Greetings from cold but beautiful Minneapolis, Minnesota. The Executive Committee has been meeting here this past week, and hearing one message very loudly and clearly: that the LGBT community is no longer willing to cede our faith values to the conservative fundamentalist right.
We are in Minneapolis for the 2011 Creating Change Conference. Creating Change is an annual event, attended each year by over 2500 of the top LGBT leaders in the country. This is the third year that Affirmation has been a part of Creating Change.
For as long as anyone can remember, the far right has claimed ownership of faith values, often using the Bible, the Qur’an, the Torah, and the Book of Mormon to teach hatred or fear of their gay brothers and sisters. And in most cases, the queer community has gone along, with many rebelling against both organized religion and worship practices. But now things have changed. Many followers of the right are rejecting the values of extremism, moving away from the mega-churches and going to denominations and to congregations that are centered more around love than hate, that are smaller and more personal. At the same time, many gay men and women are returning to their spiritual roots, finding a home in the constantly increasing number of welcoming and accepting congregations. You can see this even in our own church, where a significant number of wards now welcome LGBT members, assigning them callings, and appreciating the unique perspectives and experiences that we can bring to the table. Whether Christian, Jewish, Muslim, or whatever, we are taking back our faith values and, in so doing, taking the higher moral ground.
When Jerry, a 40-something with a husband, a cockatoo, and a great condo in the city, came out of the closet twenty years ago, he knew that he had a choice, that he could be openly gay, living a full and honest life as the person that he was, and be excommunicated, or that he could stay in the closet and remain a member of the church, knowing full well that the day could easily come when he would make the lives of his wife and children a nightmare when the charade was no longer sustainable. When he left the church, after a failed attempt at so called “reparative therapy,” he left it completely. His memories of that experience are almost all negative.
When Kurt, who is 22, discovered that he was gay four years ago, it was not a big deal. Explaining things to his mother was a little awkward, but ended up being a pretty positive experience, and most of his friends claim that they knew before Kurt did. Kurt never saw a need to choose between his church and his sexuality. Today he and his boyfriend attend a ward near their university and are planning their wedding for this fall. Kurt is the ward organist, and Bill teaches the Gospel Doctrine class.
A question that was posed in one of the roundtable sessions was, “When the LDS Church does finally accept gay and lesbian members into full fellowship, should someone who has been away from the church because they did not feel welcomed or safe: (a) continue to stay away, (b) go back to a defective church that has previously caused them hurt, or (c) go back to a church that is better and stronger because they are now a part of it? Although it may sound a bit flippant at first, when you begin to think about it, there are some significant considerations here.
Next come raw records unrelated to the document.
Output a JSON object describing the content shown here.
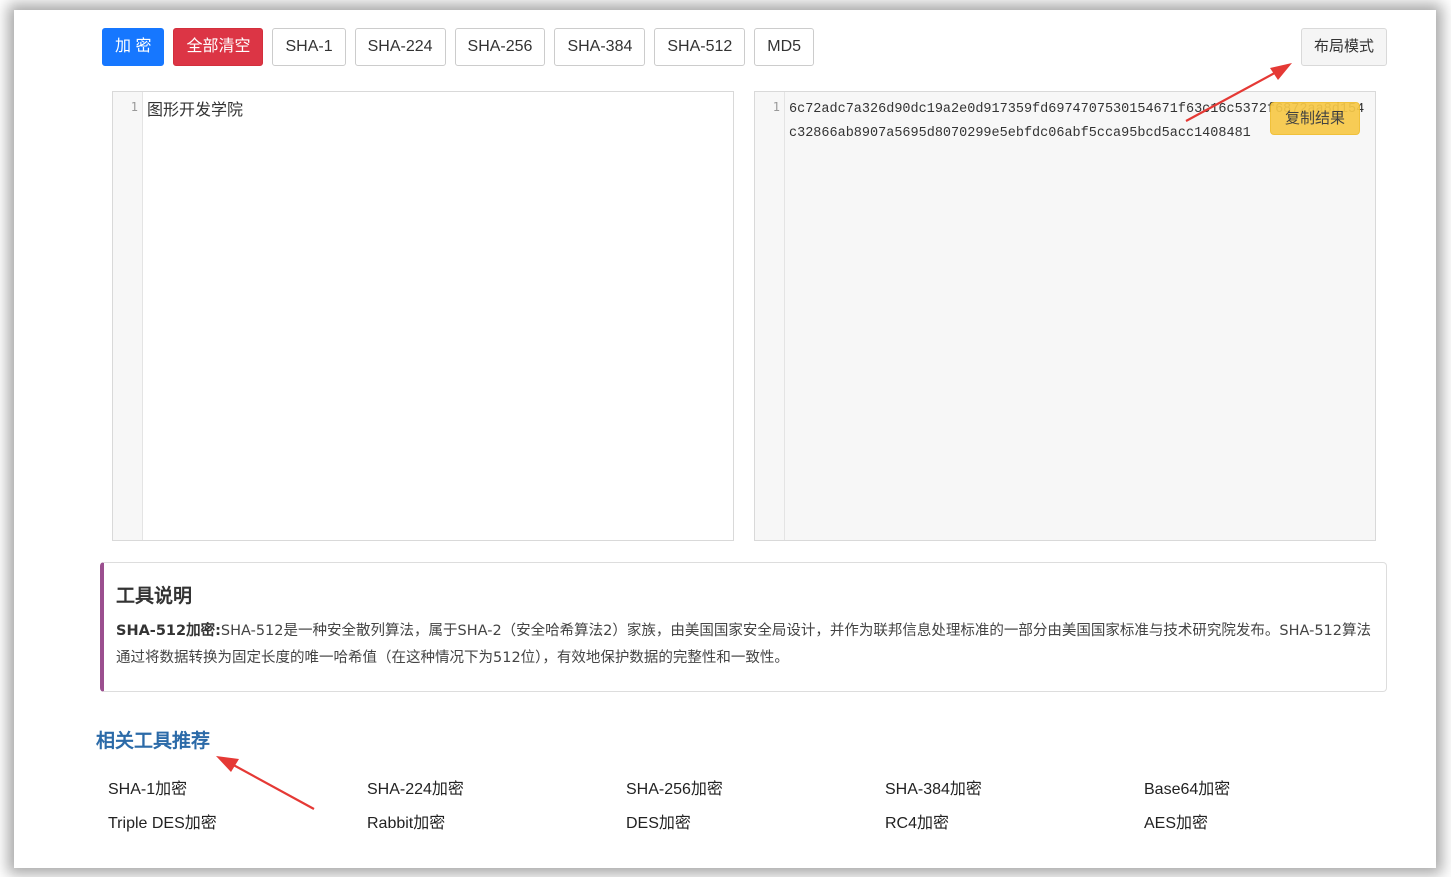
{
  "toolbar": {
    "encrypt_label": "加 密",
    "clear_label": "全部清空",
    "algorithms": [
      "SHA-1",
      "SHA-224",
      "SHA-256",
      "SHA-384",
      "SHA-512",
      "MD5"
    ],
    "layout_label": "布局模式"
  },
  "input_editor": {
    "line_number": "1",
    "text": "图形开发学院"
  },
  "output_editor": {
    "line_number": "1",
    "text": "6c72adc7a326d90dc19a2e0d917359fd6974707530154671f63c16c5372f6872aa8d154c32866ab8907a5695d8070299e5ebfdc06abf5cca95bcd5acc1408481",
    "copy_label": "复制结果"
  },
  "description": {
    "title": "工具说明",
    "bold_prefix": "SHA-512加密:",
    "body": "SHA-512是一种安全散列算法，属于SHA-2（安全哈希算法2）家族，由美国国家安全局设计，并作为联邦信息处理标准的一部分由美国国家标准与技术研究院发布。SHA-512算法通过将数据转换为固定长度的唯一哈希值（在这种情况下为512位），有效地保护数据的完整性和一致性。"
  },
  "related": {
    "title": "相关工具推荐",
    "items": [
      "SHA-1加密",
      "SHA-224加密",
      "SHA-256加密",
      "SHA-384加密",
      "Base64加密",
      "Triple DES加密",
      "Rabbit加密",
      "DES加密",
      "RC4加密",
      "AES加密"
    ]
  },
  "colors": {
    "primary": "#1677ff",
    "danger": "#dc3545",
    "warning": "#f7c948",
    "accent_border": "#9b4f8f",
    "link_title": "#2b6aa8",
    "annotation_arrow": "#e53935"
  }
}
I would like to hear your thoughts.
Congratulations to Affirmation Board member Sam Wolfe, who scored a significant victory for LGBT student rights as the lead attorney representing Minnesota teens Sarah Lindstrom and Desiree Shelton, who wanted to attend their high school Snow Days Pep Fest as a couple.
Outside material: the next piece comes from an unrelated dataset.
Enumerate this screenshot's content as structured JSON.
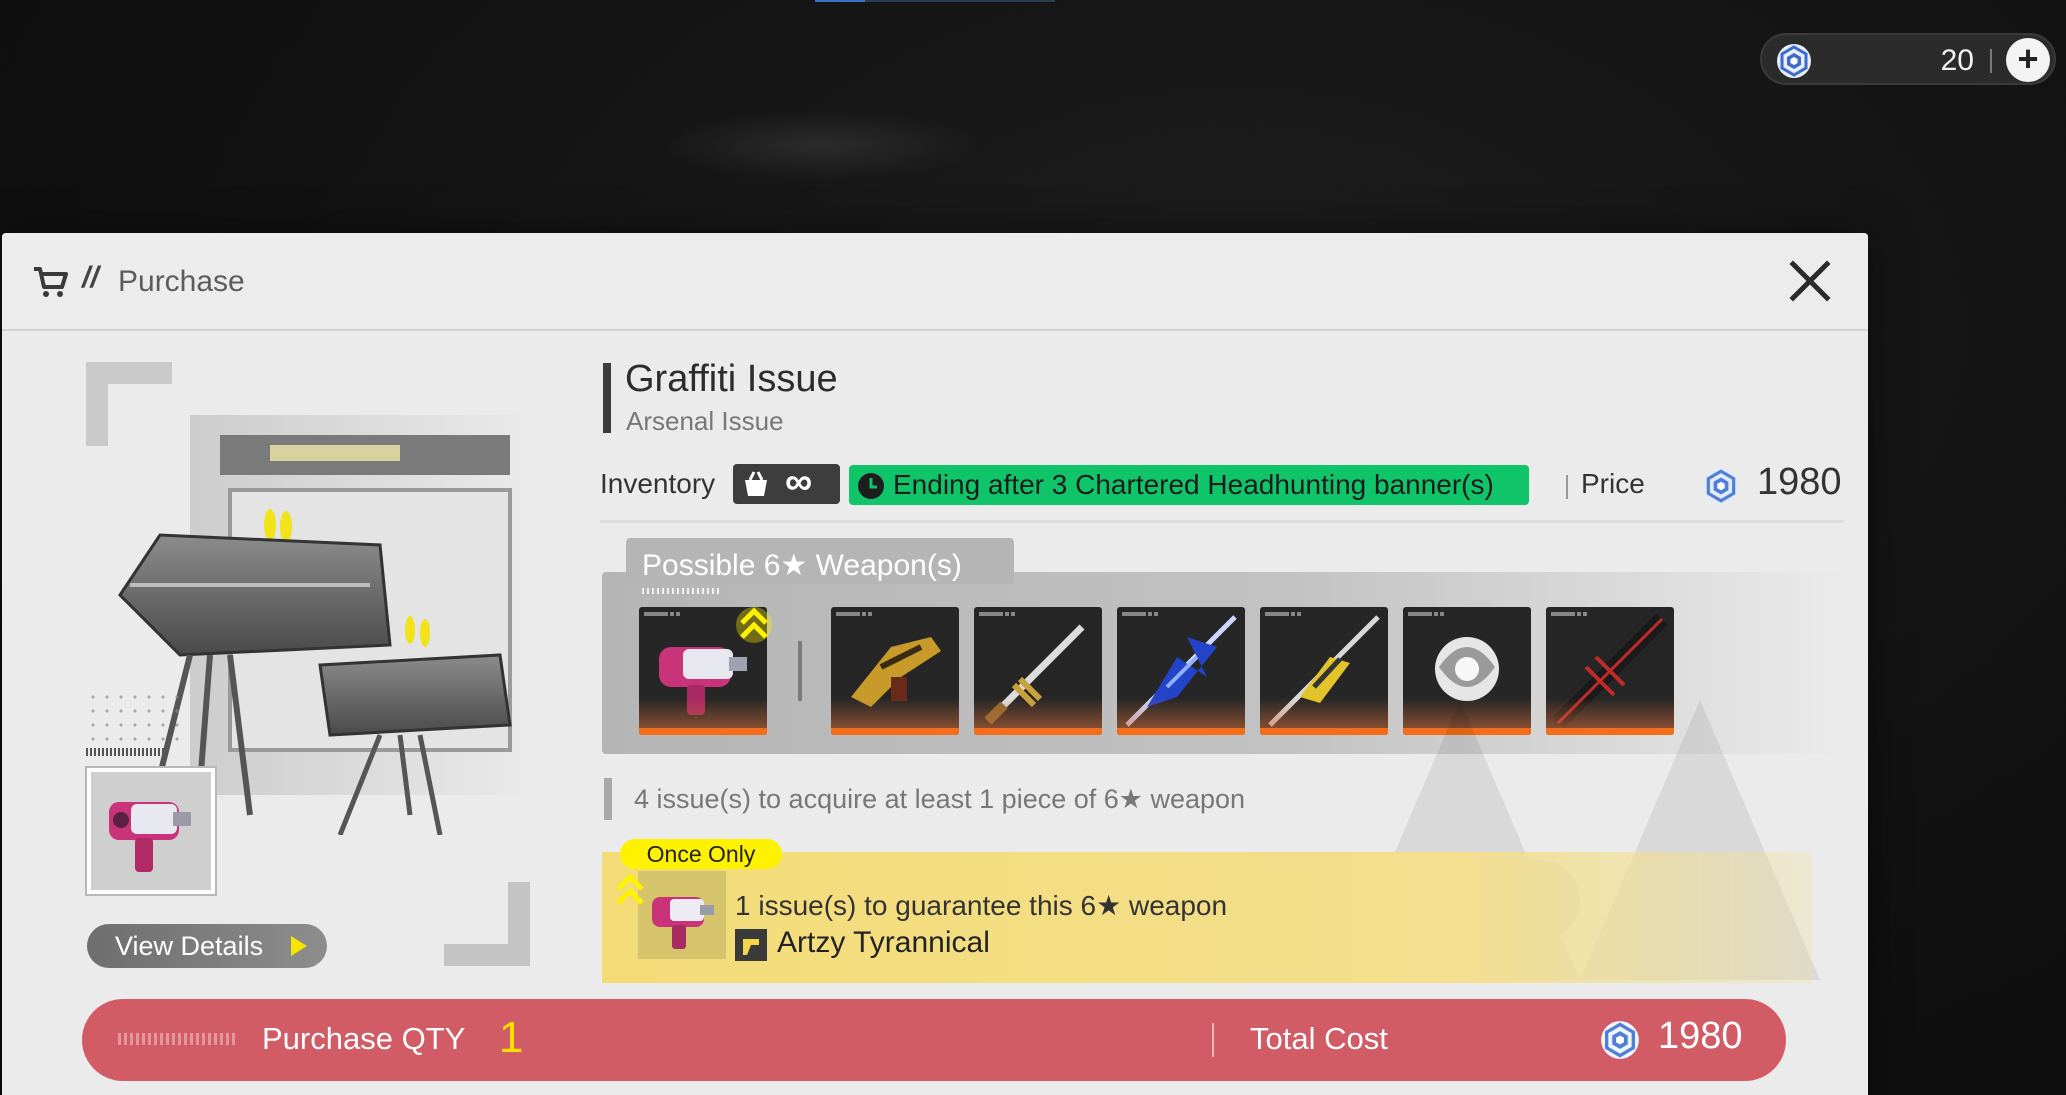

And congrats also to a good friend of Affirmation, Rev. Nancy Wilson, Moderator of Metropolitan Community Churches, who was named by President Obama this week to the President’s Advisory Council on Faith-Based and neighborhood partnerships. (). You will be able to meet both Sam and Nancy at this year’s Affirmation Conference in September in Kirtland and Cleveland, Ohio.
Have a great week. The groundhog failed to see his shadow on Wednesday, so hopefully an early spring is on its way.
With hope, faith, and love,
Affirmation: Gay and Lesbian Mormons